■ **Prompt**:
Working down the material below, reproduce exactly every line from the one containing "Enumerate this screenshot's" to the last line, and only those.
----
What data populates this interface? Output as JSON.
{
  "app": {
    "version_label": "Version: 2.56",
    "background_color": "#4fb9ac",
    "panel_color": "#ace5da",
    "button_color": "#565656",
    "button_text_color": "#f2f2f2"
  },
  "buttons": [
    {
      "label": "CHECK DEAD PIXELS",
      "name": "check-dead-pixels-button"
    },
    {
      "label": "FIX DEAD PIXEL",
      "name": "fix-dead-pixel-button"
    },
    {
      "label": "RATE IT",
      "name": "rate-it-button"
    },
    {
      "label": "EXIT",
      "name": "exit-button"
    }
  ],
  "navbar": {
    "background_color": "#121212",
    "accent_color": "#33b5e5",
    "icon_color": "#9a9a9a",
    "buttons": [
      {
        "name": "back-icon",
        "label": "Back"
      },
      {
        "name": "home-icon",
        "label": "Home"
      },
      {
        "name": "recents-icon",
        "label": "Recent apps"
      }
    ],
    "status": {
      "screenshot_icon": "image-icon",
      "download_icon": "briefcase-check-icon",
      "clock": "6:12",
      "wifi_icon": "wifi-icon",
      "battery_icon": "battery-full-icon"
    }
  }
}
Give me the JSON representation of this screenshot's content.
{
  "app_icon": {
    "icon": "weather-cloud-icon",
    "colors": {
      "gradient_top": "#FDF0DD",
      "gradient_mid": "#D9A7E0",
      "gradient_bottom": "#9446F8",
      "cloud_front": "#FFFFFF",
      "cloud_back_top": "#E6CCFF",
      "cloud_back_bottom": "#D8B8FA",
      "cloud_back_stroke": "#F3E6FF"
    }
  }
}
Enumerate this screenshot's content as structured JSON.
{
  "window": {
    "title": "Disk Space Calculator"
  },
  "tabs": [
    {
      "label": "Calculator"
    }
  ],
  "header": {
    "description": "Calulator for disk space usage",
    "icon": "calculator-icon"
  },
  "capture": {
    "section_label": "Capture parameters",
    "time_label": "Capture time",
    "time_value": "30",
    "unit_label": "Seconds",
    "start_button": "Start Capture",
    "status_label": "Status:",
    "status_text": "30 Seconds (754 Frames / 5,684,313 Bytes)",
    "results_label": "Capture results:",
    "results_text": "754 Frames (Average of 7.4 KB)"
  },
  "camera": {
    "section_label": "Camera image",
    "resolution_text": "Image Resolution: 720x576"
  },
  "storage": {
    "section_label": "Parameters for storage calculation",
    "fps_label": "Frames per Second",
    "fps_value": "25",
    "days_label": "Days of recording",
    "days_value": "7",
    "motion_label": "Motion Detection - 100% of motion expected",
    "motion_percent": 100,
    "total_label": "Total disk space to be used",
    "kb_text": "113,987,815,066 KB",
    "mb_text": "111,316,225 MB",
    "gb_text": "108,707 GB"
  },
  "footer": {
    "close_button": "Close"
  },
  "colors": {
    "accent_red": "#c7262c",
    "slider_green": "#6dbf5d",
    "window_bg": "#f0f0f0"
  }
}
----
■ **Output for this task**:
Enumerate this screenshot's content as structured JSON.
{
  "window": {
    "title": "Disk Space Calculator"
  },
  "tabs": [
    {
      "label": "Calculator"
    }
  ],
  "header": {
    "description": "Calulator for disk space usage",
    "icon": "calculator-icon"
  },
  "capture": {
    "section_label": "Capture parameters",
    "time_label": "Capture time",
    "time_value": "30",
    "unit_label": "Seconds",
    "start_button": "Start Capture",
    "status_label": "Status:",
    "status_text": "30 Seconds (754 Frames / 5,684,313 Bytes)",
    "results_label": "Capture results:",
    "results_text": "754 Frames (Average of 7.4 KB)"
  },
  "camera": {
    "section_label": "Camera image",
    "resolution_text": "Image Resolution: 720x576"
  },
  "storage": {
    "section_label": "Parameters for storage calculation",
    "fps_label": "Frames per Second",
    "fps_value": "25",
    "days_label": "Days of recording",
    "days_value": "7",
    "motion_label": "Motion Detection - 100% of motion expected",
    "motion_percent": 100,
    "total_label": "Total disk space to be used",
    "kb_text": "113,987,815,066 KB",
    "mb_text": "111,316,225 MB",
    "gb_text": "108,707 GB"
  },
  "footer": {
    "close_button": "Close"
  },
  "colors": {
    "accent_red": "#c7262c",
    "slider_green": "#6dbf5d",
    "window_bg": "#f0f0f0"
  }
}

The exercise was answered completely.